Lampo is very pleased to announce its FW19 season of programs—with very special new projects from artists Sarah Davachi, Laura Steenberge, Roc Jiménez de Cisneros, Caterina Barbieri, Catherine Lamb and Rebecca Lane. Our season begins October 5, when Sarah Davachi premieres a new long-form composition for pipe organ and two French horns, in the soaring … Continued
You could say that pretty much anything Roc does is a direct homage to the history of house music, but this new audiovisual piece for Lampo and the Graham Foundation is an explicit tribute to the legacy of early Chicago house. Wonky bass lines and drum patterns get continuously bent, flexed and contracted in unexpected ways.
Six Hexaflexagons for Chicago is his weird love letter to the tracks, producers and sounds that shaped dance music, turned into a stream of awkward locked grooves and algorithmically-churned acid motifs.
Roc Jiménez de Cisneros (b.1975, Barcelona) is part of the computer music group EVOL together with Scottish artist Stephen Sharp. Their work considers processes of deformation applied to post-acid house culture. Their recordings have been published by record labels such as Diagonal, Editions Mego, Presto!?, iDEAL, Hypermedium and others. Much of Roc’s work is rooted in an interpretation of music in morphological terms: mutated forms, spatial relationships and elasticity, both in a metaphorical sense and a literal one. Since 2013 he has been pushing this spatial-material approach to music in different ways, originally drawing connections between holes and music, then extending that to folds and folding, to produce a series of pieces, talks, light installations and publications that propose a reevaluation of musical phenomena as volumetric and topological structures.
Roc Jiménez de Cisneros has presented his work twice before in the Lampo series.

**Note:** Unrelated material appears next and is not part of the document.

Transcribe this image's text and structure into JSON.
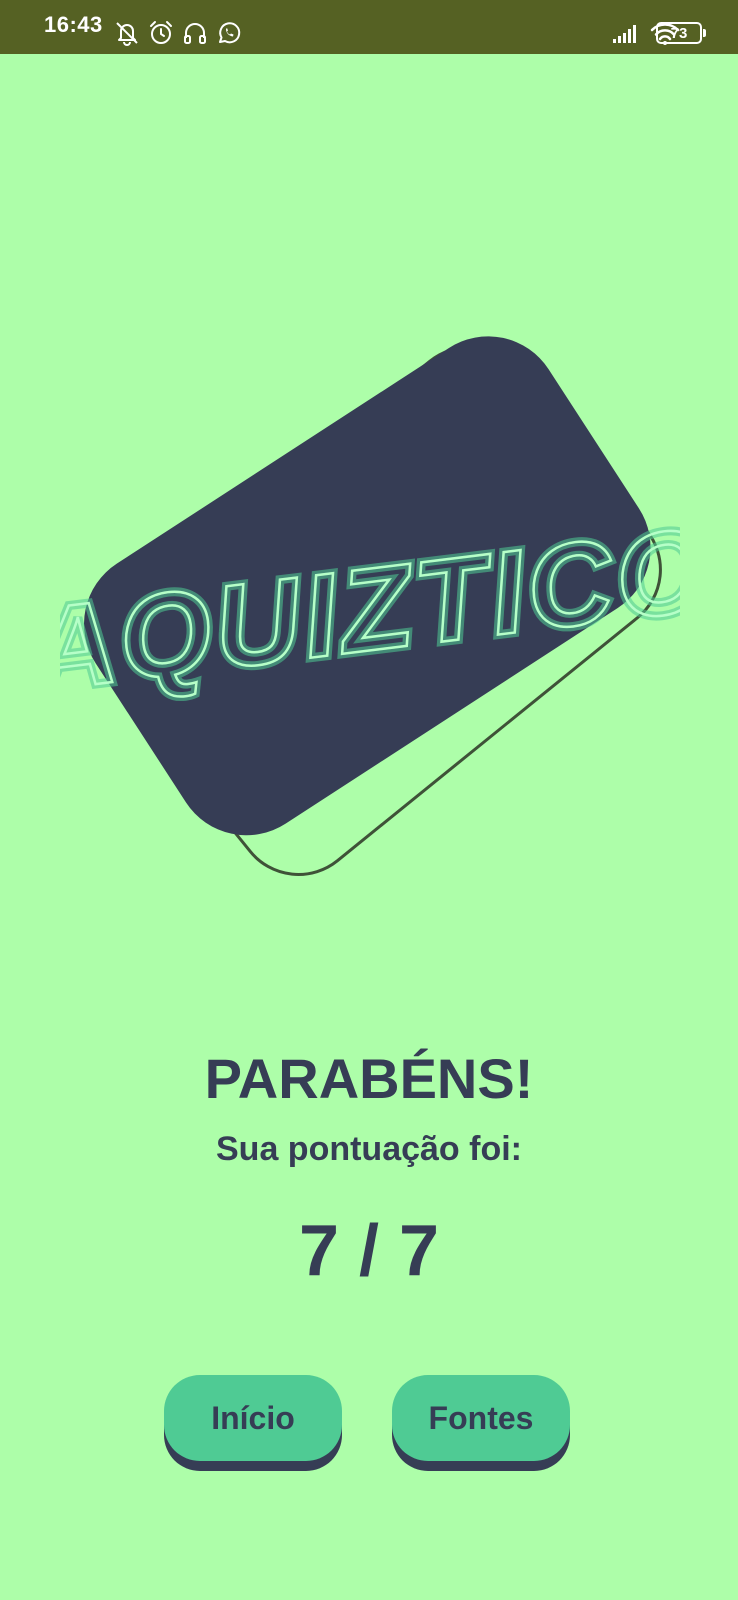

Performing as EVOL in February 2016, he premiered Opus17aSlimeVariation#8—a reinterpretation of Hanne Darboven’s Opus 17a. In October 2011, he played a new four-channel work for computer and hand-held air horns, titled Tetralemma + Tetrafluoroethane.
Presented in partnership with the Graham Foundation